If you can’t force Drummond off the court because of his free-throw shooting, how are you supposed to counter the 6-foot-11 behemoth with ball skills, especially if your only options are finesse power forwards and hired goons?

This Is Your Nightly Reminder That James Harden Is Amazing

Harden’s night: 37 points (13-for-20), 10 rebounds, eight assists, and eight 3-pointers in a 117-103 win over Brooklyn. Just give him MVP now.

The Kings Beat the Warriors!!!!

… Without Steph Curry and Kevin Durant.

But still!

The 110-106 victory over a Zombie Warriors team that started Patrick McCaw and Omri Casspi marks just the sixth win of the season for the Kings. But any victory, let alone one in which you see flashes from some of the young players—Willie Cauley-Stein (19 points, eight rebounds, six assists) and Frank Mason III (14 points) in particular—the franchise so desperately need to develop, is enough for a hope-starved fan base to live off of for a few days.

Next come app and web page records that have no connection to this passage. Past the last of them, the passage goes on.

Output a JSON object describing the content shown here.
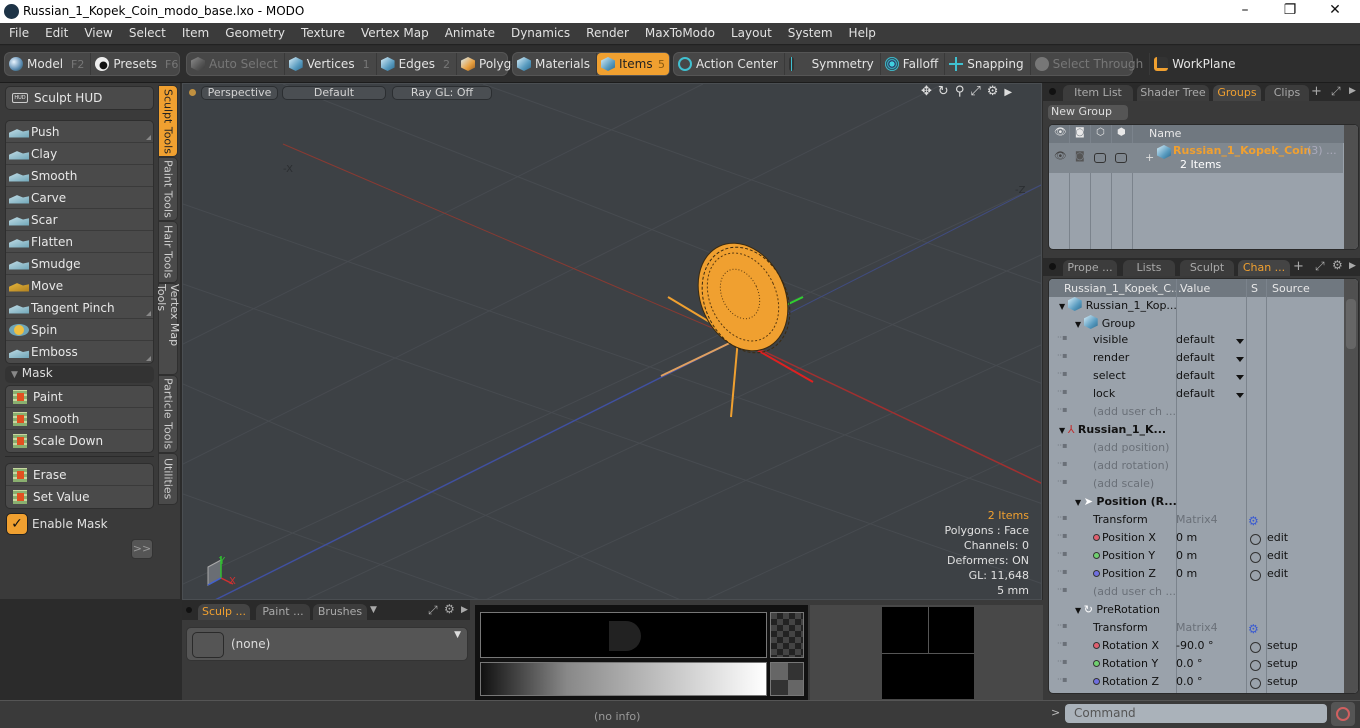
{
  "window": {
    "title": "Russian_1_Kopek_Coin_modo_base.lxo - MODO",
    "minimize": "–",
    "maximize": "❐",
    "close": "✕"
  },
  "menu": [
    "File",
    "Edit",
    "View",
    "Select",
    "Item",
    "Geometry",
    "Texture",
    "Vertex Map",
    "Animate",
    "Dynamics",
    "Render",
    "MaxToModo",
    "Layout",
    "System",
    "Help"
  ],
  "toolbar": {
    "model": {
      "label": "Model",
      "key": "F2"
    },
    "presets": {
      "label": "Presets",
      "key": "F6"
    },
    "auto_select": "Auto Select",
    "vertices": {
      "label": "Vertices",
      "key": "1"
    },
    "edges": {
      "label": "Edges",
      "key": "2"
    },
    "polygons": {
      "label": "Polygons"
    },
    "materials": "Materials",
    "items": {
      "label": "Items",
      "key": "5"
    },
    "action_center": "Action Center",
    "symmetry": "Symmetry",
    "falloff": "Falloff",
    "snapping": "Snapping",
    "select_through": "Select Through",
    "workplane": "WorkPlane"
  },
  "left_panel": {
    "sculpt_hud": "Sculpt HUD",
    "sculpt_tools": [
      "Push",
      "Clay",
      "Smooth",
      "Carve",
      "Scar",
      "Flatten",
      "Smudge",
      "Move",
      "Tangent Pinch",
      "Spin",
      "Emboss"
    ],
    "mask_header": "Mask",
    "mask_tools": [
      "Paint",
      "Smooth",
      "Scale Down"
    ],
    "mask_tools2": [
      "Erase",
      "Set Value"
    ],
    "enable_mask": {
      "label": "Enable Mask",
      "checked": true
    },
    "more_button": ">>",
    "vertical_tabs": [
      "Sculpt Tools",
      "Paint Tools",
      "Hair Tools",
      "Vertex Map Tools",
      "Particle Tools",
      "Utilities"
    ]
  },
  "viewport": {
    "view_mode": "Perspective",
    "shading": "Default",
    "raygl": "Ray GL: Off",
    "axis_neg_x": "-X",
    "axis_neg_z": "-Z",
    "info": {
      "items": "2 Items",
      "polygons": "Polygons : Face",
      "channels": "Channels: 0",
      "deformers": "Deformers: ON",
      "gl": "GL: 11,648",
      "unit": "5 mm"
    },
    "accent": "#f0a030"
  },
  "groups_panel": {
    "tabs": [
      "Item List",
      "Shader Tree",
      "Groups",
      "Clips"
    ],
    "active_tab": "Groups",
    "new_group": "New Group",
    "column_name": "Name",
    "group": {
      "name": "Russian_1_Kopek_Coin",
      "count": "(3) ...",
      "items": "2 Items"
    }
  },
  "channels_panel": {
    "tabs": [
      "Prope ...",
      "Lists",
      "Sculpt",
      "Chan ..."
    ],
    "active_tab": "Chan ...",
    "columns": [
      "Russian_1_Kopek_C...",
      "Value",
      "S",
      "Source"
    ],
    "rows": [
      {
        "name": "Russian_1_Kop...",
        "indent": 0,
        "kind": "item"
      },
      {
        "name": "Group",
        "indent": 1,
        "kind": "group"
      },
      {
        "name": "visible",
        "value": "default",
        "dropdown": true,
        "indent": 2
      },
      {
        "name": "render",
        "value": "default",
        "dropdown": true,
        "indent": 2
      },
      {
        "name": "select",
        "value": "default",
        "dropdown": true,
        "indent": 2
      },
      {
        "name": "lock",
        "value": "default",
        "dropdown": true,
        "indent": 2
      },
      {
        "name": "(add user ch ...",
        "indent": 2,
        "dim": true
      },
      {
        "name": "Russian_1_K...",
        "indent": 0,
        "kind": "locator",
        "bold": true
      },
      {
        "name": "(add position)",
        "indent": 1,
        "dim": true
      },
      {
        "name": "(add rotation)",
        "indent": 1,
        "dim": true
      },
      {
        "name": "(add scale)",
        "indent": 1,
        "dim": true
      },
      {
        "name": "Position (R...",
        "indent": 1,
        "bold": true,
        "kind": "transform"
      },
      {
        "name": "Transform",
        "value": "Matrix4",
        "value_dim": true,
        "gear": true,
        "indent": 2
      },
      {
        "name": "Position X",
        "value": "0 m",
        "source": "edit",
        "dot": "#e06070",
        "indent": 2
      },
      {
        "name": "Position Y",
        "value": "0 m",
        "source": "edit",
        "dot": "#70d070",
        "indent": 2
      },
      {
        "name": "Position Z",
        "value": "0 m",
        "source": "edit",
        "dot": "#7070e0",
        "indent": 2
      },
      {
        "name": "(add user ch ...",
        "indent": 2,
        "dim": true
      },
      {
        "name": "PreRotation",
        "indent": 1,
        "kind": "rotation"
      },
      {
        "name": "Transform",
        "value": "Matrix4",
        "value_dim": true,
        "gear": true,
        "indent": 2
      },
      {
        "name": "Rotation X",
        "value": "-90.0 °",
        "source": "setup",
        "dot": "#e06070",
        "indent": 2
      },
      {
        "name": "Rotation Y",
        "value": "0.0 °",
        "source": "setup",
        "dot": "#70d070",
        "indent": 2
      },
      {
        "name": "Rotation Z",
        "value": "0.0 °",
        "source": "setup",
        "dot": "#7070e0",
        "indent": 2
      }
    ]
  },
  "bottom_panel": {
    "tabs": [
      "Sculp ...",
      "Paint ...",
      "Brushes"
    ],
    "active_tab": "Sculp ...",
    "brush_preset": "(none)"
  },
  "statusbar": {
    "info": "(no info)",
    "command_prompt": ">",
    "command_placeholder": "Command"
  }
}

Long live the Kings of Fun.

The Kristaps Has Become Self-Aware

Joakim Noah Is Back, and Knicks Fans Are Happy (?)

After ridding themselves of Phil Jackson’s mind-fuckery and Carmelo Anthony’s ballhoggery in the same offseason, the Knicks have, rather improbably, rebranded themselves this season as a fun, young upstart. The #vibes are so strong in New York right now that Joakim Noah, the physical embodiment of the emotional scarring left over from Jackson’s butt-centric tenure, returned on Monday after more than 10 months on the shelf to … earnest applause?

Ringer designer Matt James was live on the scene at Madison Square Garden and filed the following dispatch in NBA Slack: “Guys this is weird but Joakim Noah’s getting cheered non-sarcastically every time he does something.”

Forty minutes later, James filed another update from the field: “Turtle from Entourage is here and he got half the ovation that Noah got.”

Noah played only three minutes of the Blazers’ 103-91 beatdown of the Knicks and did little to disinfect his current reputation. But the hive is real. And with rookies like this—

—who can blame them?

Vince Carter Is Still Half-Amazing

I am 30 and ate a hamburger today.

Carter is 40 and did this today:


Long Live Lance